It's a little hard to see but you can just see that the artist has indicated rick-rack trim on the short version:


Rick-rack seems to have been a very common trimming for aprons.  Nu-fashond rick-rack was a common brand in the 1920s.  Sewing patterns from this period seldom mention notions and trimming, but sewing books of the period frequently mention trimming house or bungalow aprons with rick-rack.








6/18/2010 - Update.  I had a free Saturday so I took the time to make this up in a very cheery remnant I found last year.  Fortunately, because the print is so incredibly busy, you don't really notice that I didn't have enough material to match the side pieces or the pockets (if you look closely, though, you can see where the trelliswork doesn't exactly match.)  Unfortunately, I see now that the print wasn't precisely centered on the fabric, so the design is about 3 inches off center, darn it.  This fabric was 45 inches wide, so I had to piece the sides.  I finished these seams with a flat fell.






The approximate circumference at the bottom of the armholes is 36 inches.  

The very brief instructions indicate that if preferred, you may underface the edges, so I think the expectation would be that you would bind them.  I decided to underface with lavender gingham bias that I'd cut for the purpose.  Here you can see that I've pinned the folded bias on, but basted it through the deep front curve, since I think that gives me more control as I'm sewing.


11 comments:

Vande Historic Costuming said...

Oooo, I can just imagine how much fluff would collect in the bottom of those pointed pockets - however - they do look very nice!

Persuaded said...

This looks extremely similar to a current apron pattern by (I think Daisy Kingdom.) I call it the "mobius apron" because the crossing of the straps in the back makes the apron into a sort of mobius strip.
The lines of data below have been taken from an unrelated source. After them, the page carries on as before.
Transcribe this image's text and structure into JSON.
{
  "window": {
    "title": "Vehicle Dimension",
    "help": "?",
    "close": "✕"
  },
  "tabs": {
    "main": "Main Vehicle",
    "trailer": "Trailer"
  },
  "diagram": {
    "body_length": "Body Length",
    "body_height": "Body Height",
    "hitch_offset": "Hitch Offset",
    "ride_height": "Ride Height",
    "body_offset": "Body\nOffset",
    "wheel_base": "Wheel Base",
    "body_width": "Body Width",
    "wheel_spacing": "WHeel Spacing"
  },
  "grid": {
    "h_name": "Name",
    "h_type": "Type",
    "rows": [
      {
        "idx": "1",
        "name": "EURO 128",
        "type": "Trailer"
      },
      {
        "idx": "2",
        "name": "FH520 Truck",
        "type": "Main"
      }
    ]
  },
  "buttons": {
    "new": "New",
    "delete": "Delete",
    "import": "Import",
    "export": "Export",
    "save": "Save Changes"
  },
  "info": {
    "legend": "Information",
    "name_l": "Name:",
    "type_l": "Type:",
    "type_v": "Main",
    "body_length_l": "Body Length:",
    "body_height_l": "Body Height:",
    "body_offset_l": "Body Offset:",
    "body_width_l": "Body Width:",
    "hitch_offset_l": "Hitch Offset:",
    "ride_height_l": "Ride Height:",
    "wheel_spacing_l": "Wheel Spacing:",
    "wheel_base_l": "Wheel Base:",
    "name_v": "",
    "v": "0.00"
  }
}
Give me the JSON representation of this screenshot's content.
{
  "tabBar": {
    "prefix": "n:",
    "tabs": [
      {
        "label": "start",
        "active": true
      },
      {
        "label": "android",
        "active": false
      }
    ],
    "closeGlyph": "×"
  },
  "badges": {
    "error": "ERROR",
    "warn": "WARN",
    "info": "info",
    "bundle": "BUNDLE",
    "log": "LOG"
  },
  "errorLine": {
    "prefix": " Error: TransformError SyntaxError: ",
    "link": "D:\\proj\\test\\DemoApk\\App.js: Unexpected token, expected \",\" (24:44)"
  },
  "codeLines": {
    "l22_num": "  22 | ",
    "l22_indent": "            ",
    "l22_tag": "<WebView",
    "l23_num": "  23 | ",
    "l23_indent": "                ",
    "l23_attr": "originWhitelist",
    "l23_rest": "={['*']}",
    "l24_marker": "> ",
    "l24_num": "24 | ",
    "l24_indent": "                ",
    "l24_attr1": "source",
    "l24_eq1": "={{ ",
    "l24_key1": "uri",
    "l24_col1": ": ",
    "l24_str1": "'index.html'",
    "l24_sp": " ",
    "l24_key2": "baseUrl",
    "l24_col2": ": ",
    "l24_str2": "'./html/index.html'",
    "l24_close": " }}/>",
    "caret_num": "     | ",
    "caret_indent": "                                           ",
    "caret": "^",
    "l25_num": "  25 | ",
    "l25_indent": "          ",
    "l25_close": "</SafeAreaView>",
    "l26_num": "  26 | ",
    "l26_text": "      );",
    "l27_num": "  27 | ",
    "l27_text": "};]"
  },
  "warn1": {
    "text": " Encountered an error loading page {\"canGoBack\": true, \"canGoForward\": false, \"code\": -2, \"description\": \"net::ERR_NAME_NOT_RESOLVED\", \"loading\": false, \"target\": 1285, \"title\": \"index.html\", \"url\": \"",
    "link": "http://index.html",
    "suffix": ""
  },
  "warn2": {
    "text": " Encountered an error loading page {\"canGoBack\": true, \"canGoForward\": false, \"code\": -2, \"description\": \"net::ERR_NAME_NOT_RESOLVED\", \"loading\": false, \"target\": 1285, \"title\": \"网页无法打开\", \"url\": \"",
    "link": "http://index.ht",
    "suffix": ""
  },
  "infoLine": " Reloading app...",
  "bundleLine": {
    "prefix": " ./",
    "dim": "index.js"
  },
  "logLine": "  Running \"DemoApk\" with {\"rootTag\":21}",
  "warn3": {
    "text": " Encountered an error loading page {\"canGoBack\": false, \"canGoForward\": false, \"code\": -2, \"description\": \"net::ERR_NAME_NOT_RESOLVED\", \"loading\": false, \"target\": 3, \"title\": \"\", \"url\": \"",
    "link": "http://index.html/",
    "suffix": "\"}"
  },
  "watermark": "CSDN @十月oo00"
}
I have made that apron up multiple times and love it, but honestly the shape of your apron pattern is infinitely more adorable.

Once again, I leave your blog consumed with envy. ;-)

Latter-Day Flapper said...

I love these crossed-strap, cover-everything aprons. No buttons or buttonholes, no tight ties, no slipping off my shoulders. My personal apron is McCall's 3063, which is from 1971 but is similar to many of these 1910's-1920's baggy aprons. I skipped the buttons on the straps and just sewed them all together.

andrea.at.the.blue.door said...

Persuaded I gave that Daisy Kingdom pattern to a friend of mine and she also called it the mobius pattern! She reports that it's very comfortable. I'll get around to making it up myself...someday.

Vande I think that as a general rule fluff is attracted to apron pockets; I think it's possible that it uses pockets as a protected breeding grounds.

Latter-Day That's a good apron. The nice thing about sewing for yourself is that you don't need to make a garment adjustable; it only needs to fit you! It's interesting that good designs are really persistent. Some of the apron and smock patterns have a multi-generational run. I think that's great.

punkin said...

I like this style very much. I will have to see if I can find a pattern to purchase that is similar

Mary said...

This is my ideal type of apron in almost every way--no neck tie, no waist tie. The only draw back could be the buttons, but by having two on each strap they are probably less likely to pull out.

I personally use a pattern that I created that is based on the horseshoe back top without the usual waist ties, but after seeing this, I think it is back to the drafting table to create a new pattern.

andrea.at.the.blue.door said...

For those of interested in drafting this up based on the layout, I can tell you that the Center Front length is 43."

Freyalyn said...

Thank you for the comment on length - I love the shape of this one, and the no-tie thing, so I think I might have to have a go at it myself. Am I right iin thinking there's no button at the back, it just sits in place by itself?

andrea.at.the.blue.door said...

Freyalyn - You are correct, this one has no ties, it hangs straight from the shoulders.

nusse.blogg.se said...

What a lovely apron! I will get right to it immediately. Aprons are my favourite piece of clothing of all.

A Bluestocking Knits said...

There is an apron "at work" in this photo from 1924:

http://www.shorpy.com/node/10307

Difficult to tell about the back of Dr. Munsell's, though.